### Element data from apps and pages
........
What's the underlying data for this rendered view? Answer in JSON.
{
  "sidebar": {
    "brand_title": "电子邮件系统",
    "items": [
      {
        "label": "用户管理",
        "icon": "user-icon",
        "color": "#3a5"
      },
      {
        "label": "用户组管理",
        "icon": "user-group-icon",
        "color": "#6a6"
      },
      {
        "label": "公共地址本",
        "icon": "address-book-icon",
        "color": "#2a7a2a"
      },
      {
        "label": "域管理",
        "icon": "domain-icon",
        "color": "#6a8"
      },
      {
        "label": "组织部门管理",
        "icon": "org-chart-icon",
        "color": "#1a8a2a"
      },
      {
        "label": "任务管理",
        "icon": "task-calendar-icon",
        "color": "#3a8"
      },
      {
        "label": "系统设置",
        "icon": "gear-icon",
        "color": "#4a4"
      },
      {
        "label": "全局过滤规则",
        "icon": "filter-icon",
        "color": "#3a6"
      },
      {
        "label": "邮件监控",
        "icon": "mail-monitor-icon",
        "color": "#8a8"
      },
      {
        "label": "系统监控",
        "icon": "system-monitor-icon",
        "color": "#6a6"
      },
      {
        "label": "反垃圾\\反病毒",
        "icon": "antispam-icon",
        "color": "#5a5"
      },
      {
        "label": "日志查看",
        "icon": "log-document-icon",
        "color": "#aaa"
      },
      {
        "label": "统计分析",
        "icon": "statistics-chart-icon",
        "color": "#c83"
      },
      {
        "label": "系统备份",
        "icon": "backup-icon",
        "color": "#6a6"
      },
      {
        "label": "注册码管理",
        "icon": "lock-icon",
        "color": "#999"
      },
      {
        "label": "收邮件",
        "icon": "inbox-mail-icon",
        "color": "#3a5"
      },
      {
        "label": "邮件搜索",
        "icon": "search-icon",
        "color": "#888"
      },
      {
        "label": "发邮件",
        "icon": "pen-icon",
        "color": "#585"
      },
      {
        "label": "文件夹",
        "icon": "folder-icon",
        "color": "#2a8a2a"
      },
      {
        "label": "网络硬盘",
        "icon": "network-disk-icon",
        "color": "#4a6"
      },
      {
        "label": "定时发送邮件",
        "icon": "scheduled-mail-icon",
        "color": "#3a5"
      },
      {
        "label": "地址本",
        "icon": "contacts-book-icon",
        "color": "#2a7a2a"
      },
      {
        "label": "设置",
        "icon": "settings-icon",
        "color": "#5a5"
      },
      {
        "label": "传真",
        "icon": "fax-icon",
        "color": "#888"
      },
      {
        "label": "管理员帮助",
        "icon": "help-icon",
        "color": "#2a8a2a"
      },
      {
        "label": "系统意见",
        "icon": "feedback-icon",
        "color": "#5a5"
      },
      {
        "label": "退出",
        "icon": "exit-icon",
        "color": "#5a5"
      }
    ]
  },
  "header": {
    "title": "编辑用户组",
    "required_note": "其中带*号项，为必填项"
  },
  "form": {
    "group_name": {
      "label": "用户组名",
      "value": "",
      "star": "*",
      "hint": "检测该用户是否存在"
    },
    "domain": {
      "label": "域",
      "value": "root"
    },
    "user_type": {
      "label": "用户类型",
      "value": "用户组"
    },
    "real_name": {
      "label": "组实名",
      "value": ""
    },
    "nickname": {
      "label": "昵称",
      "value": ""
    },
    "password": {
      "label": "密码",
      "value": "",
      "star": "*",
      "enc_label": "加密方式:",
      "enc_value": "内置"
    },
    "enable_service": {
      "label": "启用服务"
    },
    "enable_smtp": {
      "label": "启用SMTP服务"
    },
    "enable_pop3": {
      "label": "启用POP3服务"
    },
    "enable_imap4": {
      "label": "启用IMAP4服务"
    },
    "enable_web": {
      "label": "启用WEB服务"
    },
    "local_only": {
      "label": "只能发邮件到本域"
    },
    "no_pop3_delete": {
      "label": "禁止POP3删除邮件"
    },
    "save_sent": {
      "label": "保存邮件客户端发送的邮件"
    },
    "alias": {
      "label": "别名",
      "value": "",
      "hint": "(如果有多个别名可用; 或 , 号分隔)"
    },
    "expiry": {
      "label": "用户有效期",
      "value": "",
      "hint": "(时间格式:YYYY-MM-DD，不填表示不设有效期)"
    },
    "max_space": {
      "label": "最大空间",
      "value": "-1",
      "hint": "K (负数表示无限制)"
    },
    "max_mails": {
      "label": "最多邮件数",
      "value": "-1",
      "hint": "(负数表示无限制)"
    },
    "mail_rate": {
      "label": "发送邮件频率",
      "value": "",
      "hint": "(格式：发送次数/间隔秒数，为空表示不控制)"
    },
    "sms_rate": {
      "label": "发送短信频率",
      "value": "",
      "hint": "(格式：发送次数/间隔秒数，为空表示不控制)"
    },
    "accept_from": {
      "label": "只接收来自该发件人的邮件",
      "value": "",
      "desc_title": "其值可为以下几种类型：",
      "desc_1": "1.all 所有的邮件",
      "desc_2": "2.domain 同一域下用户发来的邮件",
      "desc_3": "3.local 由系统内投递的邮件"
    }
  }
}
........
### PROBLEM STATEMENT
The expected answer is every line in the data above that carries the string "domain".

### ANSWER SPACE
        "icon": "domain-icon",
    "domain": {
      "desc_2": "2.domain 同一域下用户发来的邮件",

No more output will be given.